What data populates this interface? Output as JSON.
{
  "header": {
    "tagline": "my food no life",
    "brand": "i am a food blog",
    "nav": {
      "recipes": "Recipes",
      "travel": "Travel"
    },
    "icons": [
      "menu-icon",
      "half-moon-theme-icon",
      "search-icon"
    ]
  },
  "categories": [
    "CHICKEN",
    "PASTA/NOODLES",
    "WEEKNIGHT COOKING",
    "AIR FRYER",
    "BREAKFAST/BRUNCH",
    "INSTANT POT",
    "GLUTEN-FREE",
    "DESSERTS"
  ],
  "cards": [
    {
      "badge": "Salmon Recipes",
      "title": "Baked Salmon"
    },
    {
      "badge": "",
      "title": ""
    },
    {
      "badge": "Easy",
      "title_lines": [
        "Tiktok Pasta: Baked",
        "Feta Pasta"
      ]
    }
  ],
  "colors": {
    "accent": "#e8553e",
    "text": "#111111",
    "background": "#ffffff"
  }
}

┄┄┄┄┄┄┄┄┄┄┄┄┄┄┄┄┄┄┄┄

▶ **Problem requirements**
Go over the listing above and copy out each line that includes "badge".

▶ **Finished exercise**
      "badge": "Salmon Recipes",
      "badge": "",
      "badge": "Easy",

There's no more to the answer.